“Now I’m going to put the essay message on the screen,” I hear the teacher say, “if any of you have technical problems this morning, ask Mom or Dad to send a note.”
I think of the children of large families who do not have space, not even a desk of their own, limited devices, mothers and fathers without English. I think of nervous teachers homeschooling their own children while remotely educating others.
I suspect my daughter’s generation will have a new genre of archetypal nightmare. The bedroom exam. Virtual graduation. The screen freezes at crucial moments – now there is a metaphor for the COVID assault on the lives of young people.
For my part, I chatter – uselessly – about how “complex” his VCE texts are; how intertextual and postmodern. Students are told that they must understand “metalanguage.” It is often observed that VCE texts prescribed by Victoria make limited concessions to lightness, or even antiquity.
In general, the themes are sadly contemporary: institutional racism, Islamic fundamentalism, even a pandemic. The science fiction novel Station Eleven It is such a devastating pandemic that civilization collapses, which at least puts our current nightmare in perspective. And it’s actually one of the lightest texts on offer.

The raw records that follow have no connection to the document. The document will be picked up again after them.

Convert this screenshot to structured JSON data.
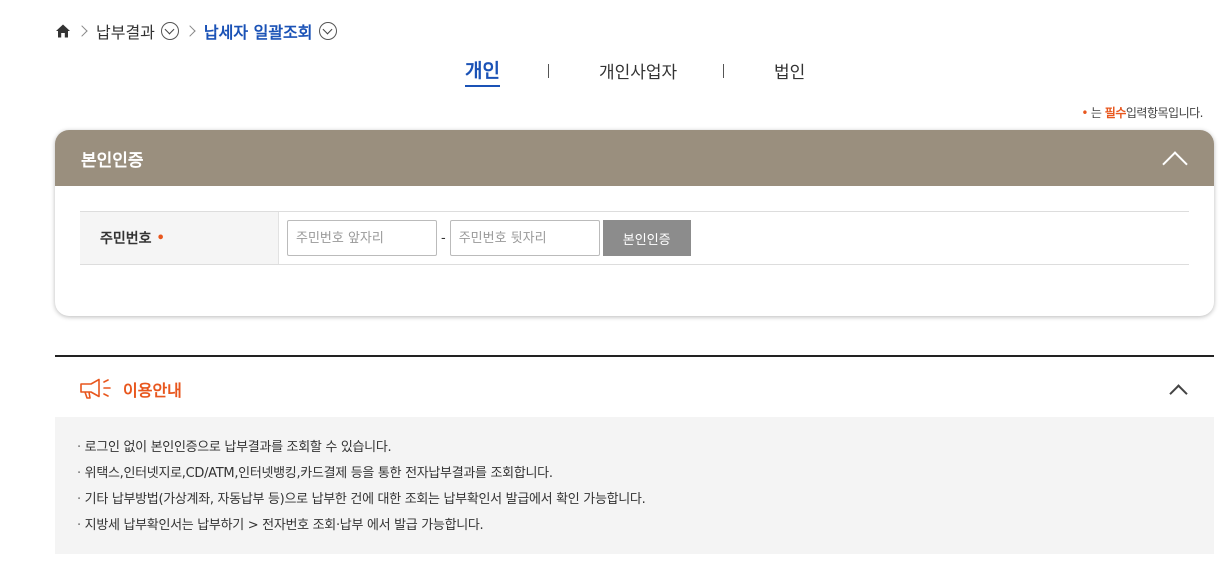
{
  "breadcrumb": {
    "items": [
      {
        "label": "납부결과"
      },
      {
        "label": "납세자 일괄조회"
      }
    ]
  },
  "tabs": [
    {
      "label": "개인",
      "active": true
    },
    {
      "label": "개인사업자",
      "active": false
    },
    {
      "label": "법인",
      "active": false
    }
  ],
  "required_note": {
    "dot": "•",
    "prefix": "는",
    "strong": "필수",
    "suffix": "입력항목입니다."
  },
  "verify_panel": {
    "title": "본인인증",
    "field_label": "주민번호",
    "required_dot": "•",
    "front_placeholder": "주민번호 앞자리",
    "back_placeholder": "주민번호 뒷자리",
    "separator": "-",
    "button_label": "본인인증"
  },
  "info": {
    "title": "이용안내",
    "items": [
      "로그인 없이 본인인증으로 납부결과를 조회할 수 있습니다.",
      "위택스,인터넷지로,CD/ATM,인터넷뱅킹,카드결제 등을 통한 전자납부결과를 조회합니다.",
      "기타 납부방법(가상계좌, 자동납부 등)으로 납부한 건에 대한 조회는 납부확인서 발급에서 확인 가능합니다.",
      "지방세 납부확인서는 납부하기 > 전자번호 조회·납부 에서 발급 가능합니다."
    ]
  },
  "colors": {
    "accent_blue": "#1a52b6",
    "accent_orange": "#e8571e",
    "panel_header": "#9a8f7e",
    "button_gray": "#8c8c8c"
  }
}
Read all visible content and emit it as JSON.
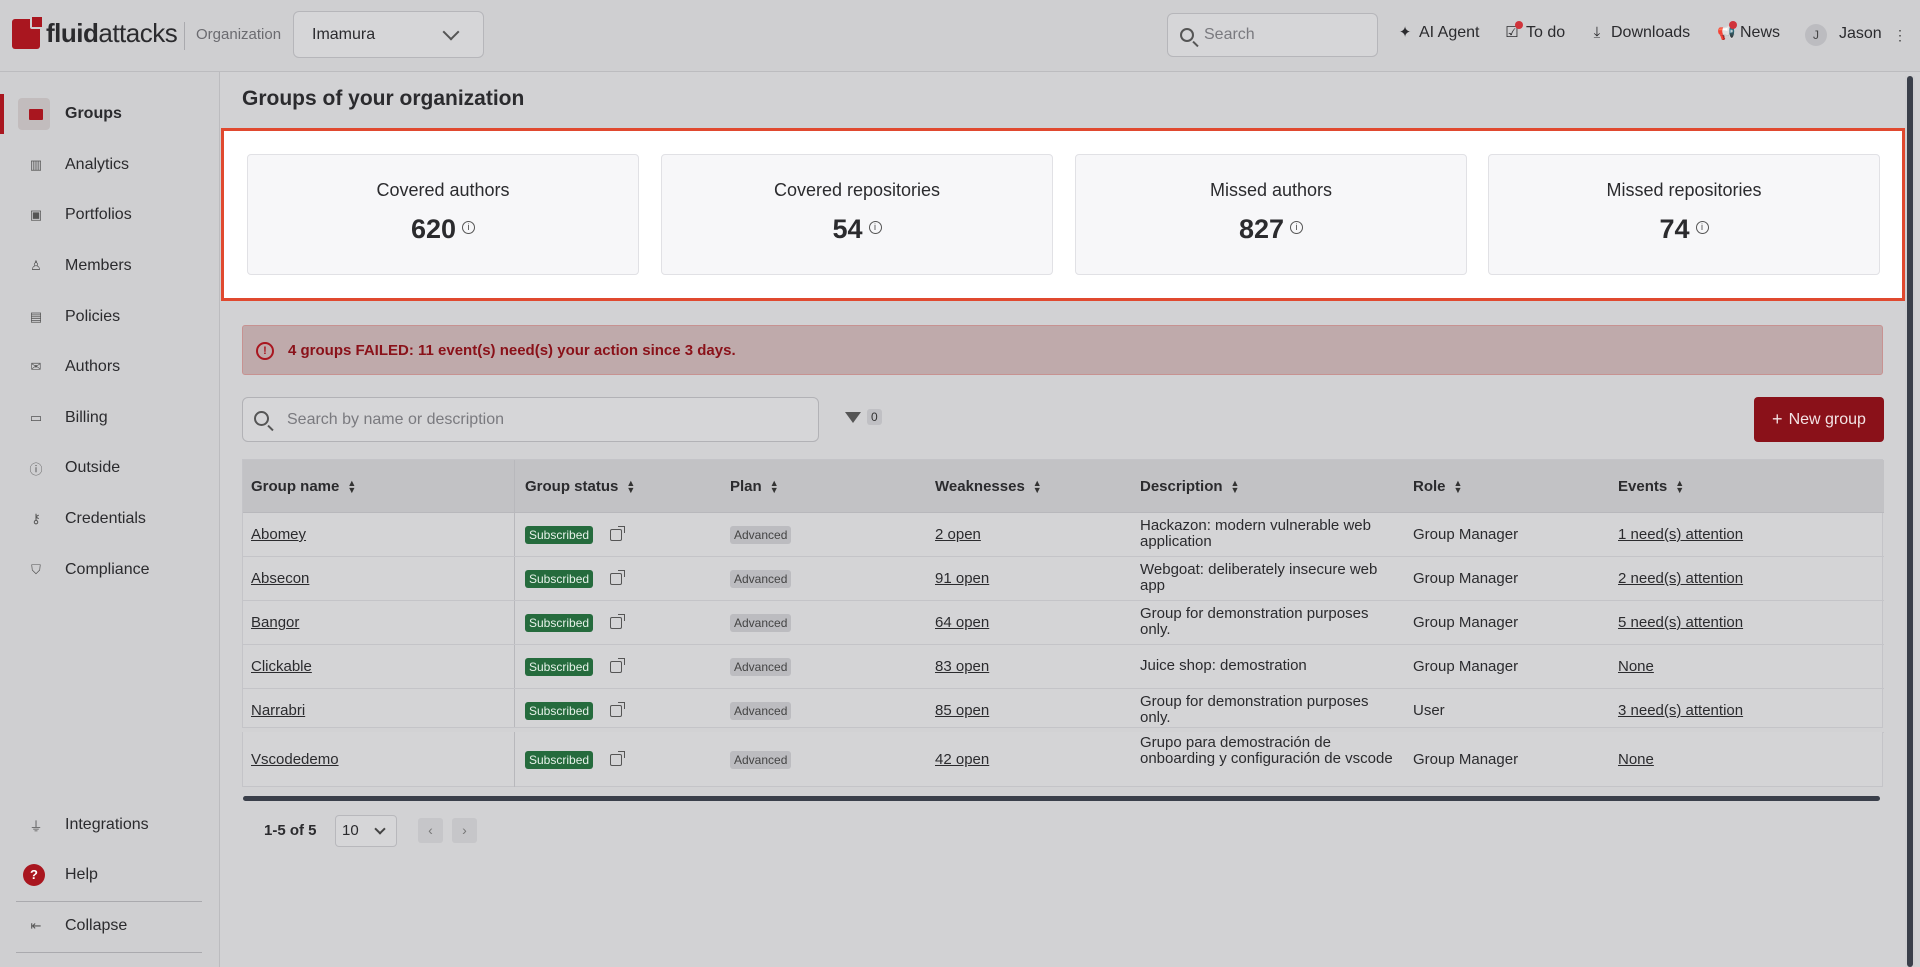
{
  "app": {
    "logo_text_a": "fluid",
    "logo_text_b": "attacks"
  },
  "header": {
    "org_label": "Organization",
    "org_value": "Imamura",
    "search_placeholder": "Search",
    "actions": [
      {
        "label": "AI Agent",
        "icon": "sparkle-icon"
      },
      {
        "label": "To do",
        "icon": "checklist-icon"
      },
      {
        "label": "Downloads",
        "icon": "download-icon"
      },
      {
        "label": "News",
        "icon": "megaphone-icon"
      }
    ],
    "user_initial": "J",
    "user_name": "Jason",
    "menu_glyph": "⋮"
  },
  "sidebar": {
    "items": [
      {
        "label": "Groups",
        "icon": "folder-icon",
        "active": true
      },
      {
        "label": "Analytics",
        "icon": "bar-chart-icon"
      },
      {
        "label": "Portfolios",
        "icon": "briefcase-icon"
      },
      {
        "label": "Members",
        "icon": "add-user-icon"
      },
      {
        "label": "Policies",
        "icon": "policy-icon"
      },
      {
        "label": "Authors",
        "icon": "mail-icon"
      },
      {
        "label": "Billing",
        "icon": "card-icon"
      },
      {
        "label": "Outside",
        "icon": "info-icon"
      },
      {
        "label": "Credentials",
        "icon": "key-icon"
      },
      {
        "label": "Compliance",
        "icon": "shield-icon"
      }
    ],
    "bottom": [
      {
        "label": "Integrations",
        "icon": "plug-icon"
      },
      {
        "label": "Help",
        "icon": "help-icon"
      },
      {
        "label": "Collapse",
        "icon": "collapse-icon"
      }
    ]
  },
  "main": {
    "title": "Groups of your organization",
    "stats": [
      {
        "label": "Covered authors",
        "value": "620"
      },
      {
        "label": "Covered repositories",
        "value": "54"
      },
      {
        "label": "Missed authors",
        "value": "827"
      },
      {
        "label": "Missed repositories",
        "value": "74"
      }
    ],
    "alert": "4 groups FAILED: 11 event(s) need(s) your action since 3 days.",
    "table_search_placeholder": "Search by name or description",
    "filter_count": "0",
    "new_group_label": "New group",
    "columns": [
      "Group name",
      "Group status",
      "Plan",
      "Weaknesses",
      "Description",
      "Role",
      "Events"
    ],
    "rows": [
      {
        "name": "Abomey",
        "status": "Subscribed",
        "plan": "Advanced",
        "weaknesses": "2 open",
        "description": "Hackazon: modern vulnerable web application",
        "role": "Group Manager",
        "events": "1 need(s) attention"
      },
      {
        "name": "Absecon",
        "status": "Subscribed",
        "plan": "Advanced",
        "weaknesses": "91 open",
        "description": "Webgoat: deliberately insecure web app",
        "role": "Group Manager",
        "events": "2 need(s) attention"
      },
      {
        "name": "Bangor",
        "status": "Subscribed",
        "plan": "Advanced",
        "weaknesses": "64 open",
        "description": "Group for demonstration purposes only.",
        "role": "Group Manager",
        "events": "5 need(s) attention"
      },
      {
        "name": "Clickable",
        "status": "Subscribed",
        "plan": "Advanced",
        "weaknesses": "83 open",
        "description": "Juice shop: demostration",
        "role": "Group Manager",
        "events": "None"
      },
      {
        "name": "Narrabri",
        "status": "Subscribed",
        "plan": "Advanced",
        "weaknesses": "85 open",
        "description": "Group for demonstration purposes only.",
        "role": "User",
        "events": "3 need(s) attention"
      },
      {
        "name": "Vscodedemo",
        "status": "Subscribed",
        "plan": "Advanced",
        "weaknesses": "42 open",
        "description": "Grupo para demostración de onboarding y configuración de vscode",
        "role": "Group Manager",
        "events": "None"
      }
    ],
    "pagination": {
      "range": "1-5 of 5",
      "page_size": "10"
    }
  },
  "colors": {
    "brand": "#a9161f",
    "subscribed": "#256b3d",
    "highlight_border": "#e0492f"
  }
}
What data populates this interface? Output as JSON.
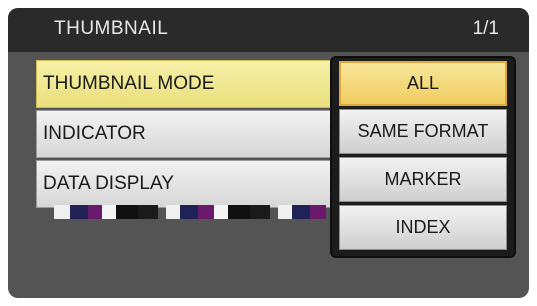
{
  "header": {
    "title": "THUMBNAIL",
    "page": "1/1"
  },
  "menu": {
    "items": [
      {
        "label": "THUMBNAIL MODE"
      },
      {
        "label": "INDICATOR"
      },
      {
        "label": "DATA DISPLAY"
      }
    ]
  },
  "submenu": {
    "options": [
      {
        "label": "ALL"
      },
      {
        "label": "SAME FORMAT"
      },
      {
        "label": "MARKER"
      },
      {
        "label": "INDEX"
      }
    ]
  },
  "colors": {
    "screen_bg": "#545454",
    "header_bg": "#2a2a2a",
    "menu_selected": "#f0e68c",
    "submenu_selected": "#f4d47a"
  }
}
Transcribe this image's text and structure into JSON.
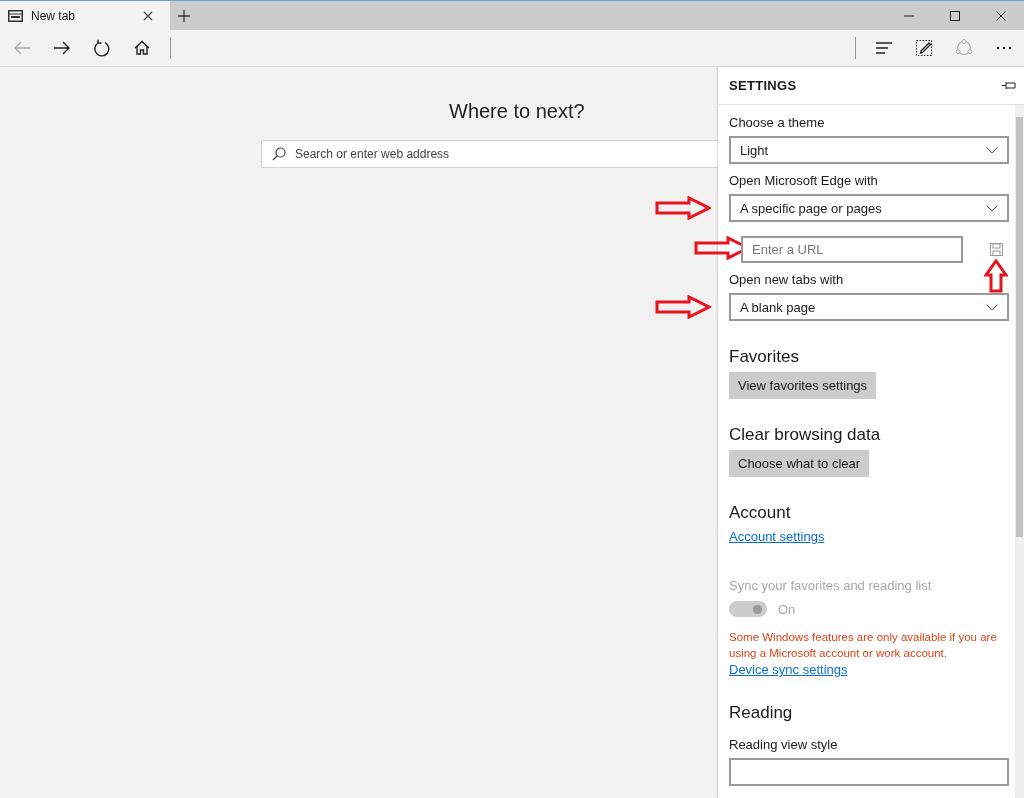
{
  "tab": {
    "title": "New tab",
    "selected": true
  },
  "toolbar": [
    {
      "kind": "back",
      "disabled": true
    },
    {
      "kind": "forward",
      "disabled": false
    },
    {
      "kind": "refresh",
      "disabled": false
    },
    {
      "kind": "home",
      "disabled": false
    }
  ],
  "toolbar_right": [
    {
      "kind": "hub"
    },
    {
      "kind": "note"
    },
    {
      "kind": "share"
    },
    {
      "kind": "more"
    }
  ],
  "new_tab": {
    "heading": "Where to next?",
    "search": {
      "placeholder": "Search or enter web address"
    }
  },
  "settings": {
    "title": "SETTINGS",
    "items": [
      {
        "kind": "label",
        "text": "Choose a theme"
      },
      {
        "kind": "dropdown",
        "value": "Light"
      },
      {
        "kind": "label",
        "text": "Open Microsoft Edge with"
      },
      {
        "kind": "dropdown",
        "value": "A specific page or pages",
        "marked": true
      },
      {
        "kind": "url",
        "placeholder": "Enter a URL",
        "marked": true,
        "save_marked": true
      },
      {
        "kind": "label",
        "text": "Open new tabs with"
      },
      {
        "kind": "dropdown",
        "value": "A blank page",
        "marked": true
      },
      {
        "kind": "heading",
        "text": "Favorites"
      },
      {
        "kind": "button",
        "text": "View favorites settings"
      },
      {
        "kind": "heading",
        "text": "Clear browsing data"
      },
      {
        "kind": "button",
        "text": "Choose what to clear"
      },
      {
        "kind": "heading",
        "text": "Account"
      },
      {
        "kind": "link",
        "text": "Account settings"
      },
      {
        "kind": "toggle",
        "label": "Sync your favorites and reading list",
        "state_text": "On",
        "on": true,
        "disabled": true
      },
      {
        "kind": "warning",
        "text": "Some Windows features are only available if you are using a Microsoft account or work account."
      },
      {
        "kind": "link",
        "text": "Device sync settings"
      },
      {
        "kind": "heading",
        "text": "Reading"
      },
      {
        "kind": "label",
        "text": "Reading view style"
      },
      {
        "kind": "dropdown",
        "value": ""
      }
    ]
  }
}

In July, New South Wales Health Minister Brad Hazzard said vaccine supplies were so low that people were “chasing” blows as characters in The Hunger Games, depicting a dystopia in which contestants must compete in a televised fight to the death.
After what seemed like an eternity of Scott Morrison announcing the imminent arrival of more Pfizers (the boxes apparently always on the next ship), the youngsters can finally secure a place in the vaccine queue.
But we are still not clear The Hunger Games, certainly not in Victoria. The week before last, the Andrews government announced that 450,000 first-dose Pfizer vaccines would be available to youth ages 16-39 at state vaccination centers. The day reservations were opened, I was online at 7am, desperate to fix my daughter’s problem. No chance: the website was receiving 50,000 visits per minute.
I tried the phone number. And again. A voice recording told me that the line was congested due to the large number of calls. Turns out I was one of 1.3 million people trying to get through.
After three days of swapping centers and almost a full day of queuing, we got lucky at a local community center.
This week, the state government opened a “priority” vaccination hotline for Year 12 students and teachers, who are told they should get a stick by October 5, when students will take the General Achievement Test. , whose purpose and function is, of course, opaque. and puzzling. Naturally, the line got stuck in the first half hour.
It is also not surprising that some schools are using a parent network to secure priority reservations. We have become largely insensitive to the neoliberal “me first” mentality.
If there is indeed enough Pfizer for all Year 12s, why can’t the authorities distribute the doses in schools in an orderly and equitable manner?
We could ask ourselves more generally: when will young people come to the front of the policy queue?
Our children and youth are living a simulation of a life, in which deep chapters are closed without ceremony.
Last year I foolishly assured my daughter that she would be a normal 12 year old, “one of the best years of your life,” I said, memories flooding me. A barbecue at the Yarra, a rock concert on the green, study sessions at a friend’s house where we laugh more madly than we study, and the horrible and humiliating moments that now seem vivid with shock.
Undoubtedly, the 12th year of last year dared to anticipate the first year of college, the first of the “best years” of life. Instead, thousands of students will complete their degrees without even setting foot on campus.
The calamity has largely been out of the control of our leaders, so while I have been skeptical of the case for general school closures at various points in this pandemic, I am not going to rehearse those arguments or pester the Andrews government to that reveals its consequences. plans for the term 4.
But I want our leaders to see themselves in loco parentis. I want you to start thinking big, really big, about how, if the normal future of COVID comes along, we could make up for our youth for lost time and opportunities, for sacrificed joy.
Julie Szego is a regular columnist.